TASK DETAILS: Give back all the entries below. Omit none of them.

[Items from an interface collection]
■ ■ ■

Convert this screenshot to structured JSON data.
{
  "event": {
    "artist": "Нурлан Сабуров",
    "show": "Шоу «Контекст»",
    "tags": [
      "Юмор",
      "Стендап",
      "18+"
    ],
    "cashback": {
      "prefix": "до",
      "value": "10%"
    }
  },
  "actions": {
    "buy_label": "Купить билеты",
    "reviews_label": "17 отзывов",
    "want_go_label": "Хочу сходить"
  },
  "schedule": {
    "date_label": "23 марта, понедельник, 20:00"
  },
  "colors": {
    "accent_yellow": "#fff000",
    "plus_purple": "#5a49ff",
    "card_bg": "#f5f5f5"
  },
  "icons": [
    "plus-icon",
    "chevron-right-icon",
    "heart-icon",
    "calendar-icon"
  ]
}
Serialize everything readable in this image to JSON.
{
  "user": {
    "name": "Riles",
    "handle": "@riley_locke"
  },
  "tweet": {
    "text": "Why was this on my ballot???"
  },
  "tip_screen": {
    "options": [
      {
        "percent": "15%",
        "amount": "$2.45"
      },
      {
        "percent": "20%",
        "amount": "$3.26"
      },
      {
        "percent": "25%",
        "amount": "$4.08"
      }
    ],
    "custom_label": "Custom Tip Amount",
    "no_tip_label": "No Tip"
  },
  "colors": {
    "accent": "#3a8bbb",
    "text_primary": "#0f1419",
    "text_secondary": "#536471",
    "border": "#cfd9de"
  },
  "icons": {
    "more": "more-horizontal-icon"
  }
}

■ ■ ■

TASK RESPONSE:
Convert this screenshot to structured JSON data.
{
  "event": {
    "artist": "Нурлан Сабуров",
    "show": "Шоу «Контекст»",
    "tags": [
      "Юмор",
      "Стендап",
      "18+"
    ],
    "cashback": {
      "prefix": "до",
      "value": "10%"
    }
  },
  "actions": {
    "buy_label": "Купить билеты",
    "reviews_label": "17 отзывов",
    "want_go_label": "Хочу сходить"
  },
  "schedule": {
    "date_label": "23 марта, понедельник, 20:00"
  },
  "colors": {
    "accent_yellow": "#fff000",
    "plus_purple": "#5a49ff",
    "card_bg": "#f5f5f5"
  },
  "icons": [
    "plus-icon",
    "chevron-right-icon",
    "heart-icon",
    "calendar-icon"
  ]
}
Serialize everything readable in this image to JSON.
{
  "user": {
    "name": "Riles",
    "handle": "@riley_locke"
  },
  "tweet": {
    "text": "Why was this on my ballot???"
  },
  "tip_screen": {
    "options": [
      {
        "percent": "15%",
        "amount": "$2.45"
      },
      {
        "percent": "20%",
        "amount": "$3.26"
      },
      {
        "percent": "25%",
        "amount": "$4.08"
      }
    ],
    "custom_label": "Custom Tip Amount",
    "no_tip_label": "No Tip"
  },
  "colors": {
    "accent": "#3a8bbb",
    "text_primary": "#0f1419",
    "text_secondary": "#536471",
    "border": "#cfd9de"
  },
  "icons": {
    "more": "more-horizontal-icon"
  }
}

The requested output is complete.